Aim of the task - Only the lines from the one containing "Enumerate this screenshot's" to the end of the entries should be written out, each exactly as it stands, both ends included.

Segment Open

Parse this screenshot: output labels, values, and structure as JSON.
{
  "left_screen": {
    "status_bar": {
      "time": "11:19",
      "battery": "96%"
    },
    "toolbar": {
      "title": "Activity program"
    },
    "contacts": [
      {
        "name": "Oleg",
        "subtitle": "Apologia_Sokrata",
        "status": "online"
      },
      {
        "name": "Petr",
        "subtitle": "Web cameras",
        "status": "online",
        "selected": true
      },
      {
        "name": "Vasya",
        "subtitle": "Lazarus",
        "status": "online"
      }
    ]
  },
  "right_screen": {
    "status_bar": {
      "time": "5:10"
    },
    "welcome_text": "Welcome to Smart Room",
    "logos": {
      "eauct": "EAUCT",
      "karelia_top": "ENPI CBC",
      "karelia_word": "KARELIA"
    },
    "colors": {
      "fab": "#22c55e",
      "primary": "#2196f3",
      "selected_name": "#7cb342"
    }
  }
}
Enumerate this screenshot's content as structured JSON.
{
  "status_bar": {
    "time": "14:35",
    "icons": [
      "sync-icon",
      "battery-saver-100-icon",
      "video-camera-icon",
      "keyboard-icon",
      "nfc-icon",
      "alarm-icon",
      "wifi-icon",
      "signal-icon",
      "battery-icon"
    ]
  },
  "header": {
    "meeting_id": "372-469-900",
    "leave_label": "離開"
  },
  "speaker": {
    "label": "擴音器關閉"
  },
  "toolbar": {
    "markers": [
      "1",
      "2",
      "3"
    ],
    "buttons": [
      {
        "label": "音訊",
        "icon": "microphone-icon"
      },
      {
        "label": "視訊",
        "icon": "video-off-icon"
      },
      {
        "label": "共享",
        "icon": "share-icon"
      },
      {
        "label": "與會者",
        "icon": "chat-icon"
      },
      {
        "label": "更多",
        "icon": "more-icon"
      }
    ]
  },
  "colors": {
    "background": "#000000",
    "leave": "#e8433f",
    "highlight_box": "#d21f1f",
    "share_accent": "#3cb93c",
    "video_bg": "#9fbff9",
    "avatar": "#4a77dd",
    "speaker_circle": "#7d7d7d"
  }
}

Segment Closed

Task answer -
Enumerate this screenshot's content as structured JSON.
{
  "status_bar": {
    "time": "14:35",
    "icons": [
      "sync-icon",
      "battery-saver-100-icon",
      "video-camera-icon",
      "keyboard-icon",
      "nfc-icon",
      "alarm-icon",
      "wifi-icon",
      "signal-icon",
      "battery-icon"
    ]
  },
  "header": {
    "meeting_id": "372-469-900",
    "leave_label": "離開"
  },
  "speaker": {
    "label": "擴音器關閉"
  },
  "toolbar": {
    "markers": [
      "1",
      "2",
      "3"
    ],
    "buttons": [
      {
        "label": "音訊",
        "icon": "microphone-icon"
      },
      {
        "label": "視訊",
        "icon": "video-off-icon"
      },
      {
        "label": "共享",
        "icon": "share-icon"
      },
      {
        "label": "與會者",
        "icon": "chat-icon"
      },
      {
        "label": "更多",
        "icon": "more-icon"
      }
    ]
  },
  "colors": {
    "background": "#000000",
    "leave": "#e8433f",
    "highlight_box": "#d21f1f",
    "share_accent": "#3cb93c",
    "video_bg": "#9fbff9",
    "avatar": "#4a77dd",
    "speaker_circle": "#7d7d7d"
  }
}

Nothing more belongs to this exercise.